Obey the signs: Always stay within barriers and obey restricted area signs. Last September, three people visiting the Solfatara volcano crater in Pozzuoli, a popular tourist attraction near Naples, died when an 11-year-old boy wandered past a barrier and fell into a pit; his parents tried to rescue him. If you aren’t sure you have firm lava to stand on, tread very carefully and be aware of the weight you bear on each leg. “Try to walk near the edges of flow channels rather than over the middle,” Lopes says. “Listen for crunchy noises underfoot and look for signs of broken crusts.”

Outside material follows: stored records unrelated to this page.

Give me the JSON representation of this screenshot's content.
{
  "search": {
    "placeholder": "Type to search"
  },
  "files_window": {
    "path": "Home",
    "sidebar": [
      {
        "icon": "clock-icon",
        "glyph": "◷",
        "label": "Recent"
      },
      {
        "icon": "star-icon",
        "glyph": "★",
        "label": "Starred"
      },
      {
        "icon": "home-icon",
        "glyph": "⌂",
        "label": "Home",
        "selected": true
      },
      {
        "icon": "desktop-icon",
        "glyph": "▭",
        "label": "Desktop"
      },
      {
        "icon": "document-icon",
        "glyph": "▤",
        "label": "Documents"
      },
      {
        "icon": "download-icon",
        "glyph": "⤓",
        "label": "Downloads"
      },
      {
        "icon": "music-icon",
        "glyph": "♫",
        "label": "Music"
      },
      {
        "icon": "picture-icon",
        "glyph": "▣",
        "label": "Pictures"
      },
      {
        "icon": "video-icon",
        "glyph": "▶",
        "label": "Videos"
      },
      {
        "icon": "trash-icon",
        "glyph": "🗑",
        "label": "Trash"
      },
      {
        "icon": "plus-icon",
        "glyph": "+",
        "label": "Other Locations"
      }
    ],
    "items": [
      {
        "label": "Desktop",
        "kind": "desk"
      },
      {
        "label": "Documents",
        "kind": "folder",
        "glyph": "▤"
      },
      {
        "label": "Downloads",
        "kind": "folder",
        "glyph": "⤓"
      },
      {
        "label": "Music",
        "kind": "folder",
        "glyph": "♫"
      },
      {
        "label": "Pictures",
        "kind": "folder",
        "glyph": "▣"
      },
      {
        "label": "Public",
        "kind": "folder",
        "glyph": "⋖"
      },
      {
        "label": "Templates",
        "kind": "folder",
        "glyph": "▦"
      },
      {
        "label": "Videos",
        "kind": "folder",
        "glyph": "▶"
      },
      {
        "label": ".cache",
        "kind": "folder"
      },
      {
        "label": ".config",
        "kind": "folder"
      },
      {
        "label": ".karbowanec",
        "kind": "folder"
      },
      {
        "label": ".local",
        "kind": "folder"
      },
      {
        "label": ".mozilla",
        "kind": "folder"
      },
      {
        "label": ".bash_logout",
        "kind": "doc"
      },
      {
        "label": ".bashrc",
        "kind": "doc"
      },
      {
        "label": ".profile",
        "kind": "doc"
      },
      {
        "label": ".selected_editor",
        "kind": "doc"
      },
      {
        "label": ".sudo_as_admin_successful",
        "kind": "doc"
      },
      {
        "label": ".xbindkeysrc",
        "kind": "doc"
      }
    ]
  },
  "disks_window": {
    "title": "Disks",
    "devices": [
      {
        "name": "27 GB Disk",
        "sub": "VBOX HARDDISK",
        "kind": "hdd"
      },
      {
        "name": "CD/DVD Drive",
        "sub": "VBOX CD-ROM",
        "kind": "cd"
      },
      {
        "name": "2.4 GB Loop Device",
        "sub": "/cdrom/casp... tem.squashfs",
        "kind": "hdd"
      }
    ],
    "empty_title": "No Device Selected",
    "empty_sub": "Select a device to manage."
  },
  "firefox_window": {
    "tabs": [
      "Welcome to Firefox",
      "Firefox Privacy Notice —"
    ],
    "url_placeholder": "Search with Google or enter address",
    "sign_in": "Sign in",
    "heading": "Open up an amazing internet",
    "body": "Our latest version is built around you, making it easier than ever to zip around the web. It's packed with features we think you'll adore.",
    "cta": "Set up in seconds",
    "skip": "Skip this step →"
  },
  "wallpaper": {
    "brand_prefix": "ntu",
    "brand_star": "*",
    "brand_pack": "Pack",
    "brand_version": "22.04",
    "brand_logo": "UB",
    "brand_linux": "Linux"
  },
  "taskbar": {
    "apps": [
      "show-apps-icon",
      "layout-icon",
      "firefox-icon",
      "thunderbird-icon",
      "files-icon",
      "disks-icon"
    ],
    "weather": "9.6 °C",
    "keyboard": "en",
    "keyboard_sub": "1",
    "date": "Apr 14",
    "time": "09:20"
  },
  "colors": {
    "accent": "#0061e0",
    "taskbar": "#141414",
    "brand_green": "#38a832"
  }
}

Avoid the ‘bombs’: Explosive bursts within the volcano’s main vent can shoot magma “bombs” into the air, accompanied by loud, thunderous bangs and a fire dance of falling cinders. It’s a joy to watch, but keep in mind that, given the volatility of volcanic activity, there is no established standard for the safe distance from an eruption. Watch the direction and range of flying bombs. If dodging becomes impracticable, Lopes recommends finding a mound or large boulder for shelter and covering your head with a backpack when a helmet or hard-hat is unavailable. Running is advisable only when bombs appear to be pellet-sized and you can outrun their range, she says.
Take care at lava flows: While most visitors to Kilauea head to the Jaggar Museum’s overlook to view the eruption, others choose to walk over the uneven terrain formed by years of recent flows to watch the red-hot lava running into the sea. “Always check with park rangers before hiking out to lava flows,” says Jessica Ferracane, public affairs specialist at Hawaii Volcanoes National Park. “Check the park website and watch for daily updates on the USGS Hawaiian Volcano Observatory website for the latest conditions.” A good safety resource is the park’s Lava Safe video at YouTube.com.
Consider other dangers: Among Lopes’s most frightening experiences exploring an active volcano were a pack of unfriendly dogs and a gun-toting farmer. “There are times when the place itself is more dangerous than the volcano,” she said. Erfurt-Cooper concurs: “Safe access can be a problem in remote regions such as Kamchatka in the Russian Far East, the Aleutians or Mount Erebus. On occasion, volcanoes may become unsafe due to political unrest.” The trek up 11,378-foot Nyiragongo remains popular, despite the ongoing violence in Congo. And tours to Erta Ale, the volcano I visited, have grown since a 2012 incident in which five European tourists were killed by rebels. (The death of a German tourist in 2017 was deemed a tragic accident.) To help evaluate whether your destination is safe, check out the State Department’s travel advisory system.
As you ponder where to see Earth in its perpetual process of reinvention — with 1,500 potentially active volcanoes worldwide, there are plenty of choices — here are some sites recommended by the experts I spoke with.
Silfra fissure, Thingvellir National Park, Iceland: “You won’t necessarily see lava in Iceland,” Lopes says. “But you will enjoy wonderful volcanic landscapes, geysers and geothermal areas.” Silfra is a crack between the North American and Eurasian tectonic plates filled with some of the clearest water on Earth. “You can actually see the surface expression of these two plates spreading apart,” she says.
Dallol, Ethiopia: This site, a half-day drive from Erta Ale, is “the most beautiful place I have ever seen in my life,” Lopes says. It’s Earth’s lowest land volcano, at 158 feet below the sea, and its sulfurous geysers glow in mineral colors.
Sierra Negra, Isabela Island, Galapagos Islands: The Galapagos archipelago delivers remote volcanic habitats, an array of invigorating activities and the blue-footed booby. Erfurt Cooper suggests visiting sea-horse shaped Isabela Island, for a challenging seven-mile hike on Sierra Negra Volcano, where you can peer into the depths of one of the world’s greatest volcanic calderas.
Garrett is a writer based in New York City. Find her on Twitter: @giannella_nyc.